The do-as-I-say, not-as-I-do conundrum
Our anachronistic President Barack Obama will certainly become known as the “do-as-I-say, not-as-I-do” president. His surgeon general adds scare tactics to graphic warnings on cigarette packs while he sneaks a smoke out of camera range.
My Dad introduced me to the phrase while attempting to teach me Par 3 golf at a young age. I lost a bucket of his good Titleist balls in the process, in part because I could not learn by his example. His busy legal career cost him an ability to find practice hours.
But not our President Barack Obama! Golf is his game, and wars on three fronts plus all of that energy being expended on “saving the middle class” can’t keep him from the weekly 18 holes at the Andrews AFB course.
Who was that frequently lambasted former president who skipped out on his passion for golf, as it was unseemly and traded it for mountain-biking? It was that Bush fellow; you know, previous governor of Texas! Oddly, he now seems serious by comparison.
While we humble citizens live in fear of losing our homes, and cut back on vacations, movies, and dinners, the White House parties continue at Camp David, and the First Lady jet-sets it around the globe at tremendous taxpayer expense; such a lesson we are learning!
Do as I say, not as I do, America.
The pressure from the Oval Office now is to raise taxes – toward a balanced budget – in some way a cure for the spending addiction of this current government. What had been “the middle class” (but is diminishing) surely bears the burden. Taxes become fees and hidden costs, and monetary cheating on the road to inflation is all fuzzied-up as increases in food, gasoline, and energy costs to consumers.
Our family thinks that chicken is “the new red meat.”
In the old days, the “do as I say, not as I do” philosophy was born in a World War II-influenced generation from a need for authoritarian control. A real war was on then, and the homeland of America was truly threatened. No time for niceties and a reasonable rationale for a more limited “due process.”
President Franklin Roosevelt and his successor Harry – the haberdasher – Truman did not mock the American people with their behaviors. Rather they sought unity in all ways with the common everyday people. Hypocrisy in deed was not a problem.

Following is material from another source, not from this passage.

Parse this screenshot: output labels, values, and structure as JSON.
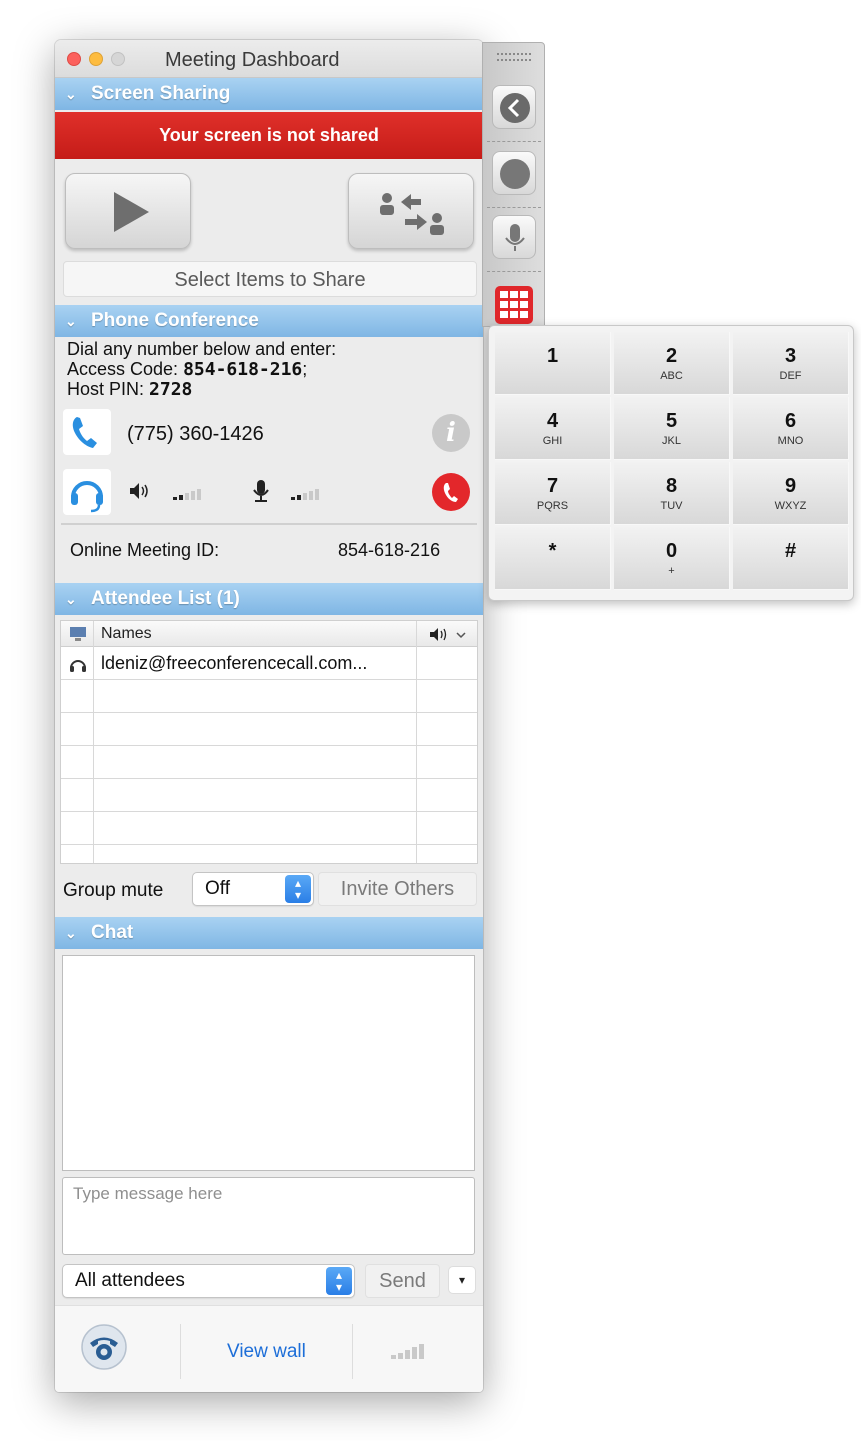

Today, words don’t seem to matter. The treasured and lauded media outlets now don’t keep track of political rhetoric, sitting on their findings in tepid collusion. News has become a “profit center” as opposed to a public trust. Entire news gathering corporations are now bankrupted and some are in flames over the purchase of “news.”
And just when we needed them most; as our three part governing system devolves and rules by executive order of the president by decree really. Where is the pushback?
Unfortunately, Congress has willingly removed itself from the game, and the two-party system has been simply self-serving in any potential oversight roles. Bought out and “lobbified.”
Also, the media has successfully marginalized any response from what had once been a “Tea Party.” Will they return in force and figure out how to unify, or had the Obamacare fight been their finest hour?
Good citizens of America, there is now only one process that works to track government in our do-as-I-say and not-as-I-do conundrum: Ignore the political promises and posturing, but examine the deeds with a microscope. Dig to pages A-3 and beyond to see what has been buried.
Then react to it!
Notice it when pop-culture has taken over from hard news that is not so salient, and exchange allegiances to channels and networks for a variety of different websites, blogs, and opposing-publications.
Now, do as I say!